One essential document is a durable power of attorney. This gives someone the power to make financial decisions on the behalf of someone who is unable to do so. Some may assume that they should give this authority to someone who is closest to them personally. However, if that person is not good at handling money, that could be a mistake. There should be a back-up person named, too, just in case the first person would become incapacitated or mentally unable to handle financial decisions.

Important factors for an estate plan in Michigan

The general topic of estate planning may be difficult for some to bring up or think much about. However, anyone who has any kind of assets may benefit from learning more about the process and what it entails, especially the important decisions that must be made. Anyone in Michigan who has not begun the process of putting together an estate plan may want to consider some of the following factors.
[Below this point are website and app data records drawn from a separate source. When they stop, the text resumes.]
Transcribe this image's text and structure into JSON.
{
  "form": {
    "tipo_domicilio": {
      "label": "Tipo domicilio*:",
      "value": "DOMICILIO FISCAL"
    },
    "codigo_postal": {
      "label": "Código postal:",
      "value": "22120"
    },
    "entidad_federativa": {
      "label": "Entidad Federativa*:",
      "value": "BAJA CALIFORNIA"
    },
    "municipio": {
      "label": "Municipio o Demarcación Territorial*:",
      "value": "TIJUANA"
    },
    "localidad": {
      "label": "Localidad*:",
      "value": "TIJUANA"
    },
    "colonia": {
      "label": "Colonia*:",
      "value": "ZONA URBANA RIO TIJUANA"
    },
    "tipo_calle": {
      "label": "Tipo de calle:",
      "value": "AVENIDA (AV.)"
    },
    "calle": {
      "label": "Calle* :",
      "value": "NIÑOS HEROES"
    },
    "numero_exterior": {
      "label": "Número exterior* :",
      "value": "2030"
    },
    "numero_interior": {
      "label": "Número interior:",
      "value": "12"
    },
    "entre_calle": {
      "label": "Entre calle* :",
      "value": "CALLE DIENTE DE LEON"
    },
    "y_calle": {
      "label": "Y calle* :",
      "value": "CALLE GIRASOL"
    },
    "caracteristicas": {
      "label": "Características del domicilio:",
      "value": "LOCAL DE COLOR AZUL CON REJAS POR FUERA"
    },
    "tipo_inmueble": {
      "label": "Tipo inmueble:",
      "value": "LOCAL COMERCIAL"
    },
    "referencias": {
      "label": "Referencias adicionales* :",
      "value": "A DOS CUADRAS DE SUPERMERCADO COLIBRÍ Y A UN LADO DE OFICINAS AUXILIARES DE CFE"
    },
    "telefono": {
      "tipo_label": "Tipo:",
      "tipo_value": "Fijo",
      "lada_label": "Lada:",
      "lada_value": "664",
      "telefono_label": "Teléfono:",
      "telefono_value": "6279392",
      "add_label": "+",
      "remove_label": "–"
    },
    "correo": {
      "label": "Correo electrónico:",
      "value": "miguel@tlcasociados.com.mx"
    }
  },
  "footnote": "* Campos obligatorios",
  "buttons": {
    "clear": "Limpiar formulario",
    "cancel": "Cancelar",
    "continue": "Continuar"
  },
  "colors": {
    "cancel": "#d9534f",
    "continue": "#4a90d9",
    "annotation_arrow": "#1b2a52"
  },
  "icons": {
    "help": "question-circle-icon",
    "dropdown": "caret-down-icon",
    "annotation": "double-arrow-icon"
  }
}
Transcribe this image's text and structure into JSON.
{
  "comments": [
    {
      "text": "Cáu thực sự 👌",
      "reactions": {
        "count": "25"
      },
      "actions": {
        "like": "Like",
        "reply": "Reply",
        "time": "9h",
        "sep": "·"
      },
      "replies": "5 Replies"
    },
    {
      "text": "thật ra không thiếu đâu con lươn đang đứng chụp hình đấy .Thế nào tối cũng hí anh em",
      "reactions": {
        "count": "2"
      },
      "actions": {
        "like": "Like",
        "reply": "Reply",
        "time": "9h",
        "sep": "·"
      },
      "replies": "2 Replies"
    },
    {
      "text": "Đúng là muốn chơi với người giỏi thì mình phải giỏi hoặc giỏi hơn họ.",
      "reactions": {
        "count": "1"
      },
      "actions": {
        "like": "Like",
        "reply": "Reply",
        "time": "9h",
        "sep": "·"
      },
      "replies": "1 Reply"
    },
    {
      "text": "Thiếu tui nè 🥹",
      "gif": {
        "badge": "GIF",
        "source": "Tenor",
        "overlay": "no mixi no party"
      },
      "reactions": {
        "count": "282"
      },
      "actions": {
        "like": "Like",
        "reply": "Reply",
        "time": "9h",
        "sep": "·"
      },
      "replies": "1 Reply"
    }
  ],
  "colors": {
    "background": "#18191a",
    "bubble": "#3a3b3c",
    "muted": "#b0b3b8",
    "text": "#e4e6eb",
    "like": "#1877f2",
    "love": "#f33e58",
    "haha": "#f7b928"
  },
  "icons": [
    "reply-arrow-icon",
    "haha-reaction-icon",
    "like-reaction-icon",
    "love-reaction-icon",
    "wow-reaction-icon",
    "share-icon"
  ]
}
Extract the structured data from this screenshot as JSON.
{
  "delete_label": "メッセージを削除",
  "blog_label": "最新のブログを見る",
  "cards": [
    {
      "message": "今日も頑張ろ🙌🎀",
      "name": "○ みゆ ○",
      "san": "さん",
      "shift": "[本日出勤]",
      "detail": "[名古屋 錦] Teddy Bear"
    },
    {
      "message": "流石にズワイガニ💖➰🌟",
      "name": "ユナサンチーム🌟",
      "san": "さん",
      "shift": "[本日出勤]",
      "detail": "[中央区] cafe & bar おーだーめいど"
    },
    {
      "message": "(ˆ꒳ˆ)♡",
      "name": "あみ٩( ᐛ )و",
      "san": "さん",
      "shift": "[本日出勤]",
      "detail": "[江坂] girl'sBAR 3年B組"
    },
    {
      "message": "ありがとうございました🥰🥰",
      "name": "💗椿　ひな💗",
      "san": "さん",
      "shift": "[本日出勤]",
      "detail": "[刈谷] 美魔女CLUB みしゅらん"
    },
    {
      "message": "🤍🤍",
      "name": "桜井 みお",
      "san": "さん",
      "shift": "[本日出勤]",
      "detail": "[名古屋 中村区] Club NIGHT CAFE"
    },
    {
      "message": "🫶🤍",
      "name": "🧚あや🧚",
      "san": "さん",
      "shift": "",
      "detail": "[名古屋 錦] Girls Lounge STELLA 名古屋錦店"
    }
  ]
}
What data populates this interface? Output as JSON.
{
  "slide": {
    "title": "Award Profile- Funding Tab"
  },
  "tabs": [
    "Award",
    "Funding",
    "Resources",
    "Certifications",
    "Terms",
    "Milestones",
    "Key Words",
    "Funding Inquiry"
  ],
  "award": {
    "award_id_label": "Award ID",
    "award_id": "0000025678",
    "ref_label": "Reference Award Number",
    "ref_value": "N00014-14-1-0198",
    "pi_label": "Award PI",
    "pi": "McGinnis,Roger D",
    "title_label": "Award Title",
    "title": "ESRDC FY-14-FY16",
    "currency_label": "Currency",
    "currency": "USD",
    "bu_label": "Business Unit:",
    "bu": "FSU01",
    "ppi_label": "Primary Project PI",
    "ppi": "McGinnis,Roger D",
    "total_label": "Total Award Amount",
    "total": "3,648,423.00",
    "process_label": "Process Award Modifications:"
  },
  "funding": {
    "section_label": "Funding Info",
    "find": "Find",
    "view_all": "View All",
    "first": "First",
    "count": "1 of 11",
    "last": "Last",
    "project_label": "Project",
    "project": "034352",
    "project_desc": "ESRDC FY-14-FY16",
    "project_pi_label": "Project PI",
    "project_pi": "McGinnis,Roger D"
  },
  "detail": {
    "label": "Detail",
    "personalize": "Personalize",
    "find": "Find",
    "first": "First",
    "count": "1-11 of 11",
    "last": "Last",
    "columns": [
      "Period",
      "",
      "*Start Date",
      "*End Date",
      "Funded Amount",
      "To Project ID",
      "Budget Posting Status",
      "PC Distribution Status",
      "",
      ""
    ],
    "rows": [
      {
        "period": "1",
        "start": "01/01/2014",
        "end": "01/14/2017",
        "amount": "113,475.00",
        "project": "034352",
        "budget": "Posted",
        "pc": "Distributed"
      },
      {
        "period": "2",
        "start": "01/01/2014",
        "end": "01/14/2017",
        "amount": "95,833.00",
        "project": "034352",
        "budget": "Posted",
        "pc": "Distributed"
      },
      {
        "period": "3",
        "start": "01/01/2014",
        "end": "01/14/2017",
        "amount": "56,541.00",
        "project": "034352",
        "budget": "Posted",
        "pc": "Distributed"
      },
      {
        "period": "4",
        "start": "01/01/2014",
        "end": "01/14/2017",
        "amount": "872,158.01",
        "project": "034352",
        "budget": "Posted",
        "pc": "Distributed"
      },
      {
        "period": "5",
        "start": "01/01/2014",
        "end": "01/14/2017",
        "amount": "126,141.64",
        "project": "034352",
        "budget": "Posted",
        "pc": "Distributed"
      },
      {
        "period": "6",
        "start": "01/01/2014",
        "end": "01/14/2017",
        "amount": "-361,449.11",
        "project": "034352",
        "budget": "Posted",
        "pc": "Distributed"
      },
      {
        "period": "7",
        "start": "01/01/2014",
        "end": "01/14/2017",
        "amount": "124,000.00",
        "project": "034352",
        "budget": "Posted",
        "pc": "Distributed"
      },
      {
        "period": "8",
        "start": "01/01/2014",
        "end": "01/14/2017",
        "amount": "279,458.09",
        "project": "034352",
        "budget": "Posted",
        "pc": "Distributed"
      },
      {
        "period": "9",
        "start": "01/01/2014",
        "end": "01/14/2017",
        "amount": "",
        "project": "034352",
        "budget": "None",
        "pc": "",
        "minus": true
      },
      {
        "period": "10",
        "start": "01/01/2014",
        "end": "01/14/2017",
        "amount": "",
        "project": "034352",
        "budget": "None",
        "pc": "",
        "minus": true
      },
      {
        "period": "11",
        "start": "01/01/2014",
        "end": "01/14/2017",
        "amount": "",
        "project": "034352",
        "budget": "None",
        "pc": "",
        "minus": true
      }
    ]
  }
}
It is vital to understand the role of an executor when choosing one. An executor will have a tremendous amount of duties and it is best to prepare the person chosen ahead of time. The executor will have to handle paying debts of the estate, dealing with tax issues and also the actual distribution of assets left to beneficiaries.

Michigan residents may want to include pets in estate plan

When people sit down to decide what will become of their assets, they may think about bank accounts, homes, collectibles or even the fate of a family business. Many people already know that formulating a comprehensive estate plan is vital if there are kids involved. However, people in Michigan may not think ahead about what may become of their pets if something happens.

The fate of family pets is important because they are living creatures who need immediate attention and care. Unlike a car or home, a pet can't wait in limbo for months while decisions are held up in probate. Because of this fact, it is recommended that pet owners draft an immediate plan and even set aside funds to help secure the fate of beloved animals.

Reasons Michigan residents should prepare a will

People tend to put off anything related to estate planning, as it isn't a subject many younger people like to think about. Anyone in Michigan over the age of 18, especially anyone with children, may benefit by preparing and executing a will. Those over 18 may also gain by looking into other vital documents that are better to have and not need rather than not have and need.

When there are children involved, a will is a concrete and vital tool in making sure wishes are adhered to. Even if a couple or parent has an informal agreement about what family members may raise an orphaned minor, having it legally outlined is a must. Without a legal document in these circumstances, surviving family members could find themselves fighting over custody.

Privacy Policy | Business Development Solutions by FindLaw, a Thomson Reuters business.

248-397-5507 | 888-349-0309